Corniglia is slightly different than the other terre. Since it’s perched up on the cliffs, it is harder to reach and less “beach-bum” filled. We ate a small panini lunch in Corniglia, as well as tried some of the local grapes we bought in a shop. After resting, buying water, and eating for about an hour or two, we were ready to embark on what we understood to be an even harder hike from Corniglia to the famous Vernazza.
This hike was much more rugged than the first two, and involved a lot of steep incline and steep decline. The trails were safe and well kept, but were narrow and treacherous. I would trust a teenager on them, but not a child.
Some of the views, though, from the peak of the trail were absolutely breathtaking!
Since a majority of this hike is uphill, and the last 30 min is downhill, we were exhausted by the time we reached the peak, and our legs had turned into Jello by the time we reached the downhill section of the trail. All in all, I think we completed this third hike in about 1hr 30min.
Vernazza is a magical little town, and most people’s favorite of the 5 terre. We liked it just about as much as we liked Manarola, but to be fair we really didn’t get much time in Riomagiorre to compare it to. It has a really fun town square right by the harbor where there is a small sandy beach. People enjoy laying there by day and playing in the water, with plenty of places for people to sit around and enjoy the square.
While we were recovering from our wobbly legs and sitting around enjoying the ambiance, we also heard the bells ring in the neighboring church, and as a group exited, the square erupted in applause. From what I could gather, a baptism had just taken place in the church. It was a pretty interesting thing that though more than half of the square was full of tourists, there were still some local happenings taking place.
We decided to forego the final hike between Vernazza and Monterosso. It is the longest of the hikes (at over 2 hours) and we had heard it wasn’t quite as beautiful as the hike from Corniglia to Vernazza – and to top it off – we were just exhausted. So we hopped on the train to Monterrosso.
At the train station, we met the funniest ladies from the US, the self-proclaimed “Wal-Mart Greeters” of the Cinque Terre. They had plenty of advice for us, including a great tip on where to enjoy dinner – at Il Pirata dell’a Cinque Terre (the Pirate of the Cinque Terre).

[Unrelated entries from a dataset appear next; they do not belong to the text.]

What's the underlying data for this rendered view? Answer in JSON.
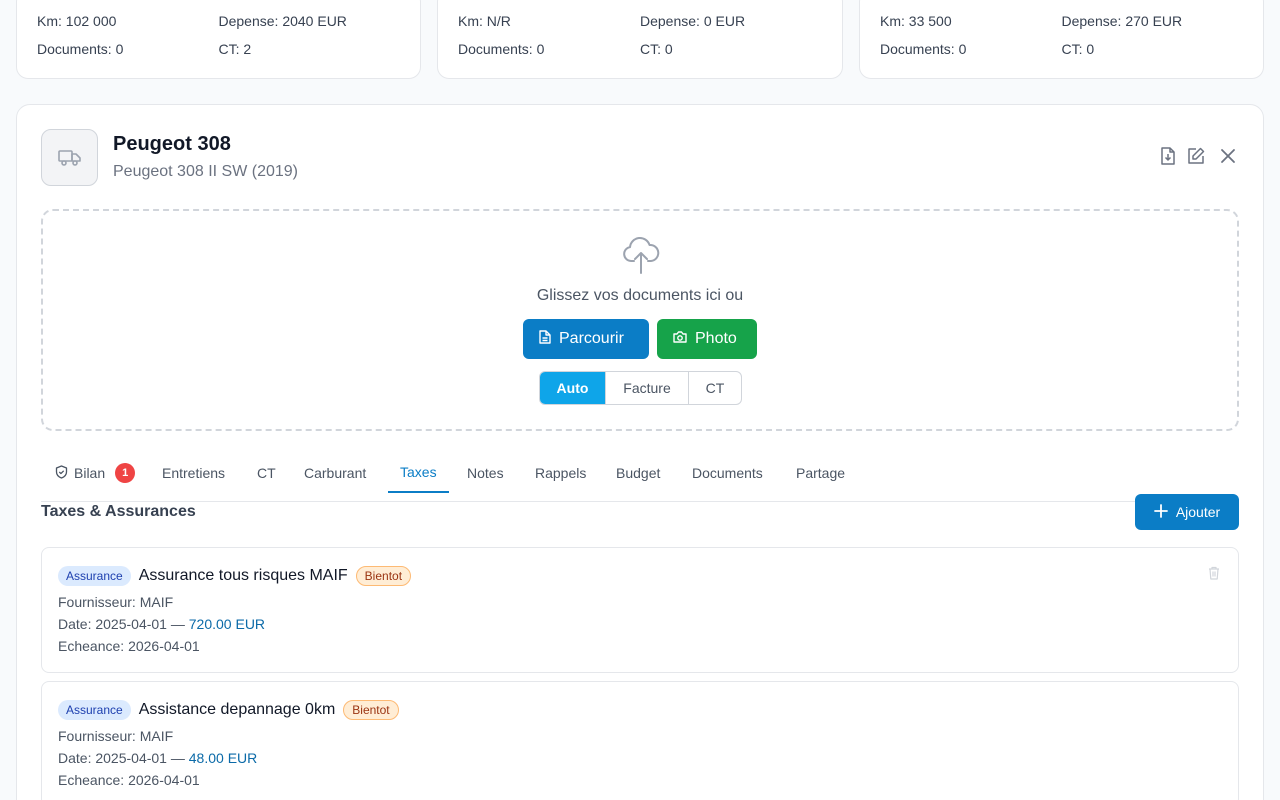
{
  "summary_cards": [
    {
      "km": "Km: 102 000",
      "depense": "Depense: 2040 EUR",
      "documents": "Documents: 0",
      "ct": "CT: 2"
    },
    {
      "km": "Km: N/R",
      "depense": "Depense: 0 EUR",
      "documents": "Documents: 0",
      "ct": "CT: 0"
    },
    {
      "km": "Km: 33 500",
      "depense": "Depense: 270 EUR",
      "documents": "Documents: 0",
      "ct": "CT: 0"
    }
  ],
  "vehicle": {
    "title": "Peugeot 308",
    "subtitle": "Peugeot 308 II SW (2019)",
    "icon": "truck-icon"
  },
  "header_actions": [
    "download-icon",
    "edit-icon",
    "close-icon"
  ],
  "upload": {
    "prompt": "Glissez vos documents ici ou",
    "browse_label": "Parcourir",
    "photo_label": "Photo",
    "types": [
      "Auto",
      "Facture",
      "CT"
    ],
    "selected_type": "Auto"
  },
  "tabs": [
    {
      "label": "Bilan",
      "badge": "1"
    },
    {
      "label": "Entretiens"
    },
    {
      "label": "CT"
    },
    {
      "label": "Carburant"
    },
    {
      "label": "Taxes"
    },
    {
      "label": "Notes"
    },
    {
      "label": "Rappels"
    },
    {
      "label": "Budget"
    },
    {
      "label": "Documents"
    },
    {
      "label": "Partage"
    }
  ],
  "active_tab": "Taxes",
  "section": {
    "title": "Taxes & Assurances",
    "add_label": "Ajouter"
  },
  "entries": [
    {
      "tag": "Assurance",
      "name": "Assurance tous risques MAIF",
      "status": "Bientot",
      "supplier_label": "Fournisseur:",
      "supplier": "MAIF",
      "date_label": "Date:",
      "date": "2025-04-01",
      "sep": "—",
      "amount": "720.00 EUR",
      "due_label": "Echeance:",
      "due": "2026-04-01"
    },
    {
      "tag": "Assurance",
      "name": "Assistance depannage 0km",
      "status": "Bientot",
      "supplier_label": "Fournisseur:",
      "supplier": "MAIF",
      "date_label": "Date:",
      "date": "2025-04-01",
      "sep": "—",
      "amount": "48.00 EUR",
      "due_label": "Echeance:",
      "due": "2026-04-01"
    }
  ],
  "colors": {
    "primary": "#0b7dc6",
    "success": "#16a34a",
    "segment_active": "#0ea5e9",
    "badge": "#ef4444"
  }
}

We made it to Monterrosso al Mare, and saw why this was the biggest tourist draw of all the 5 terre. It featured a very large, nice, sandy beach, which was just wall-to-wall chairs and umbrellas. The vibe was quite a bit younger, as it seemed to be full of young European tourists. We enjoyed some Gelato here, scouted around for the nice parts of the beach, and looked for a place to eat dinner later on.
Since nothing really struck our fancy, we decided to get back on the train and perhaps eat at another restaurant. However, we jumped on the wrong train and ended up back in Riomagiorre. We scouted around a bit for a place to eat, and settled on a nice-looking restaurant that was perched up overlooking the steep decline of the town.
Dinner was very nice, but the most memorable part was our dessert – Panna Cotta! YUMMMMMMMMMM! We devoured that, it was so good.
We headed back to our hotel in La Spezia, and were drained from a long day hiking and enjoying the beautiful sun and views of the Cinque Terre.
One last image, especially for Heidi… Just so you know – in Europe you’re never too old to be a sun worshipper!!!